===== MATERIAL SHOWN =====
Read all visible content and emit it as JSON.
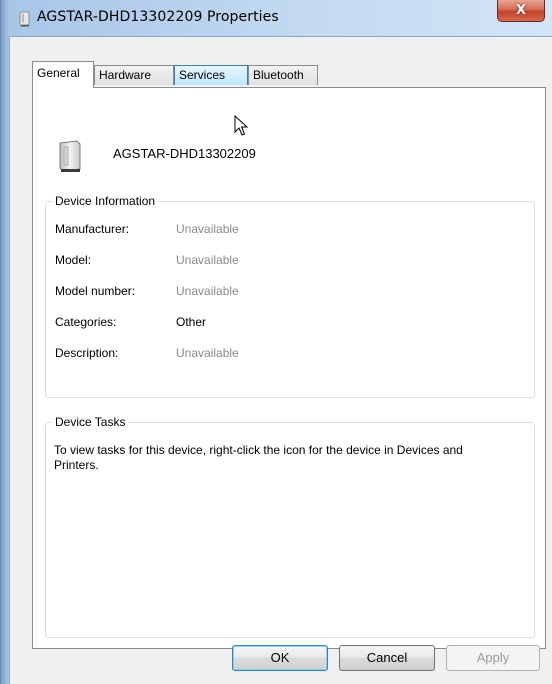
{
  "window": {
    "title": "AGSTAR-DHD13302209 Properties",
    "close_label": "X",
    "title_icon": "device-icon"
  },
  "tabs": [
    {
      "label": "General",
      "state": "selected"
    },
    {
      "label": "Hardware",
      "state": "normal"
    },
    {
      "label": "Services",
      "state": "hover"
    },
    {
      "label": "Bluetooth",
      "state": "normal"
    }
  ],
  "device": {
    "icon": "device-icon",
    "name": "AGSTAR-DHD13302209"
  },
  "device_information": {
    "legend": "Device Information",
    "rows": [
      {
        "label": "Manufacturer:",
        "value": "Unavailable"
      },
      {
        "label": "Model:",
        "value": "Unavailable"
      },
      {
        "label": "Model number:",
        "value": "Unavailable"
      },
      {
        "label": "Categories:",
        "value": "Other"
      },
      {
        "label": "Description:",
        "value": "Unavailable"
      }
    ]
  },
  "device_tasks": {
    "legend": "Device Tasks",
    "text": "To view tasks for this device, right-click the icon for the device in Devices and Printers."
  },
  "buttons": {
    "ok": "OK",
    "cancel": "Cancel",
    "apply": "Apply"
  },
  "colors": {
    "accent": "#3c7fb1",
    "unavailable_text": "#8a8a8a",
    "close_button": "#c2432a"
  }
}
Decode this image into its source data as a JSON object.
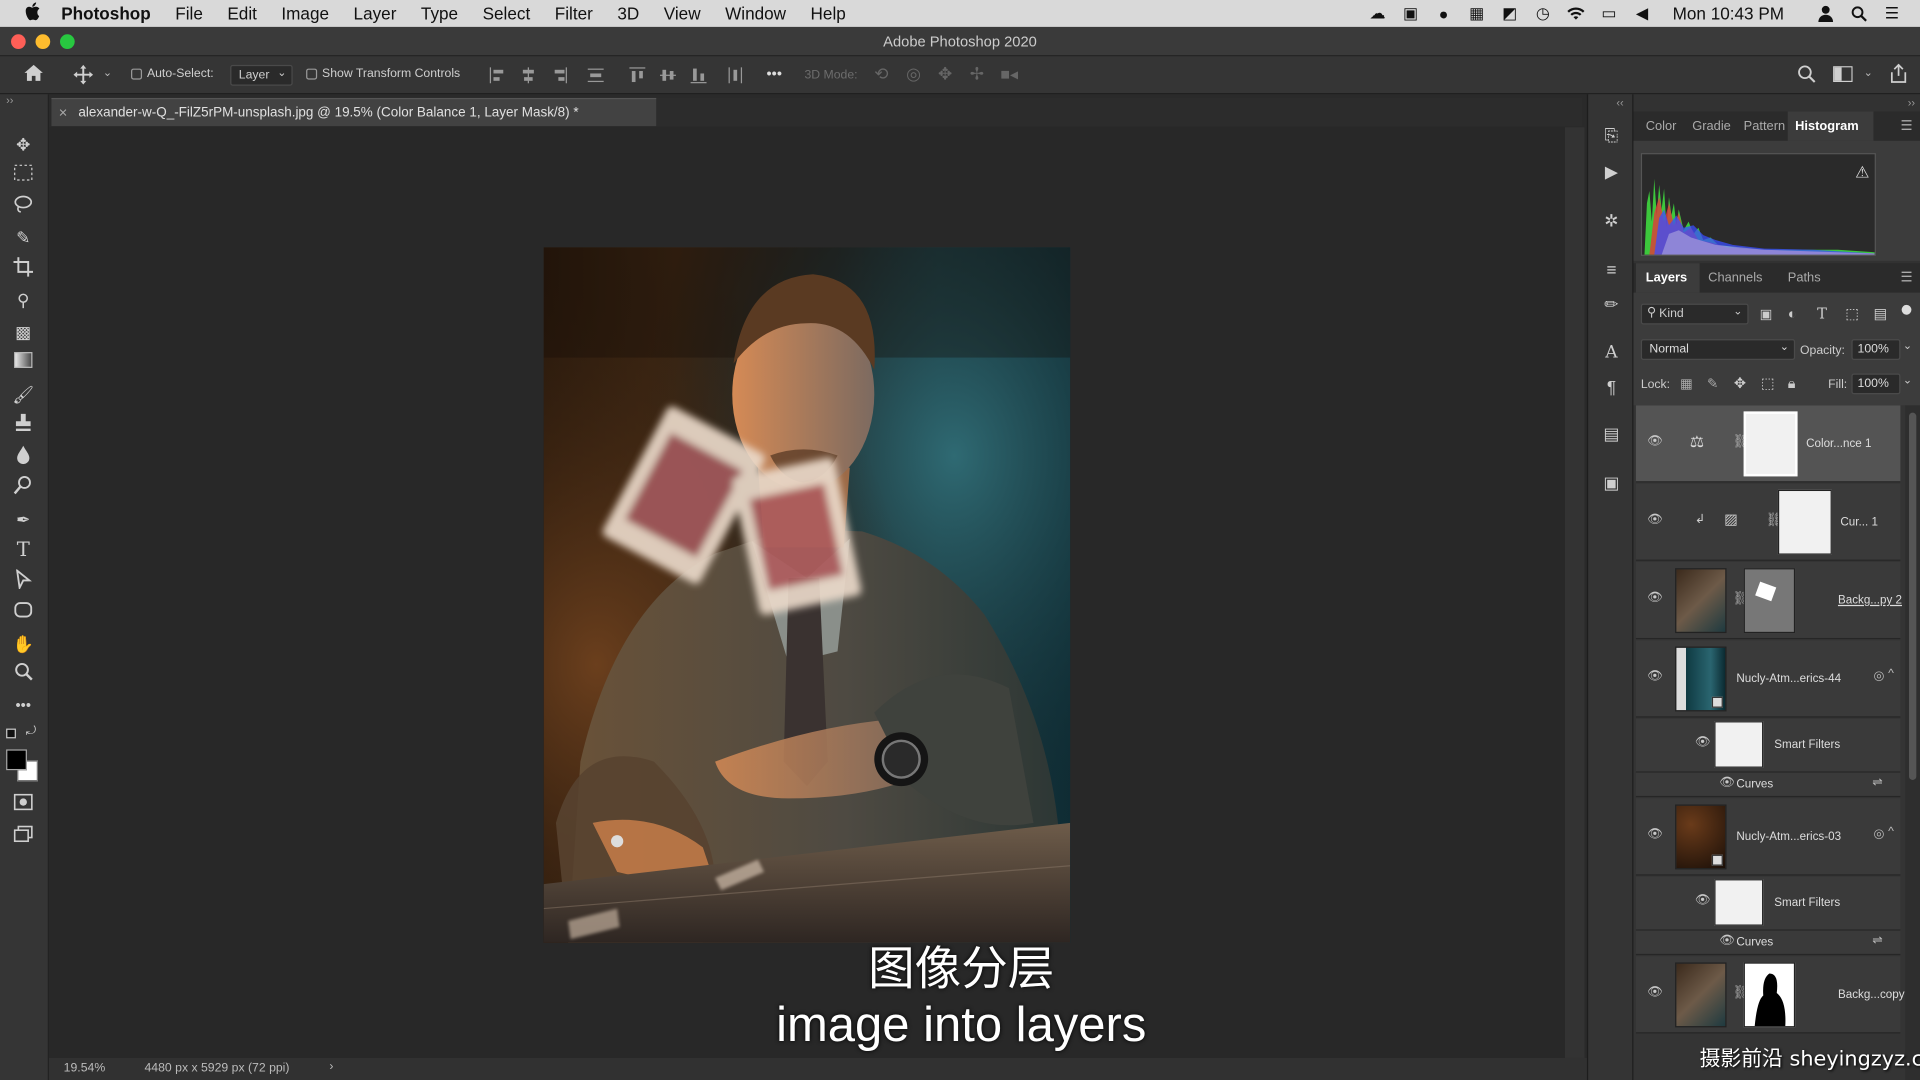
{
  "menubar": {
    "apple": "",
    "app": "Photoshop",
    "items": [
      "File",
      "Edit",
      "Image",
      "Layer",
      "Type",
      "Select",
      "Filter",
      "3D",
      "View",
      "Window",
      "Help"
    ],
    "clock": "Mon 10:43 PM"
  },
  "window": {
    "title": "Adobe Photoshop 2020"
  },
  "options": {
    "auto_select_label": "Auto-Select:",
    "auto_select_value": "Layer",
    "transform_label": "Show Transform Controls",
    "mode_3d": "3D Mode:",
    "more": "•••"
  },
  "document": {
    "tab_title": "alexander-w-Q_-FilZ5rPM-unsplash.jpg @ 19.5% (Color Balance 1, Layer Mask/8) *",
    "close": "×"
  },
  "status": {
    "zoom": "19.54%",
    "info": "4480 px x 5929 px (72 ppi)",
    "arrow": "›"
  },
  "top_panel": {
    "tabs": [
      "Color",
      "Gradie",
      "Pattern",
      "Histogram"
    ],
    "active": "Histogram",
    "warning": "⚠"
  },
  "layers_panel": {
    "tabs": [
      "Layers",
      "Channels",
      "Paths"
    ],
    "kind": "Kind",
    "blend_mode": "Normal",
    "opacity_label": "Opacity:",
    "opacity_value": "100%",
    "lock_label": "Lock:",
    "fill_label": "Fill:",
    "fill_value": "100%",
    "layers": [
      {
        "name": "Color...nce 1"
      },
      {
        "name": "Cur... 1"
      },
      {
        "name": "Backg...py 2"
      },
      {
        "name": "Nucly-Atm...erics-44"
      },
      {
        "name": "Smart Filters"
      },
      {
        "name": "Curves"
      },
      {
        "name": "Nucly-Atm...erics-03"
      },
      {
        "name": "Smart Filters"
      },
      {
        "name": "Curves"
      },
      {
        "name": "Backg...copy"
      }
    ]
  },
  "captions": {
    "chinese": "图像分层",
    "english": "image into layers"
  },
  "watermark": "摄影前沿 sheyingzyz.com"
}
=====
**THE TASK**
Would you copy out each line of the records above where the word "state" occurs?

**ANSWER SECTION**
      "state": "selected"
      "state": "normal"
      "state": "hover"
      "state": "normal"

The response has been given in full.